Those are the stressful things about conventions. The best things are, as I said before, the chance to watch good teams working together and, as I haven't said before, the chance to catch up with people from other schools. Many of my oldest friends in the guide dog world were here, and it was an amazing chance for us to discuss training methods and also have a few drinks together and unwind from the long, busy days. I have heard from people who have been doing this job a lot longer than I have that in the old days at conventions, as an instructor, you wouldn't even talk to someone with a guide dog if that person wasn't a graduate of your school. It's hard for me to believe, but then again I have also heard that in the old days guide dog instructors didn't like canes and O&M instructors didn't like guide dogs. Thankfully we have all evolved past that attitude and now work together I think pretty well. When I gave my hotel orientations, I didn't have any Leader grads in my groups; it was all people from Seeing Eye and Guide Dogs for the Blind. I saw and talked to so many people who were formerly in my classes at Guiding Eyes or Seeing Eye that I almost forgot sometimes what school I work for. That was another great thing about the convention -- I got to hear about the working careers of lots of the earliest dogs I trained, including the VERY first person I ever trained with the very first dog I ever put out at Guiding Eyes! He's now about to retire his second dog from Guiding Eyes, and it was great to hear that the first one worked out well for him and had a happy life (even if not long enough).
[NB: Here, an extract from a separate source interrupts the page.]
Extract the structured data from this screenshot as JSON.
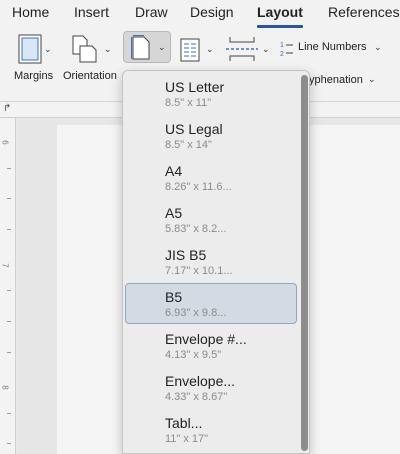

Overall, it was a great experience, and I am already looking forward to next year.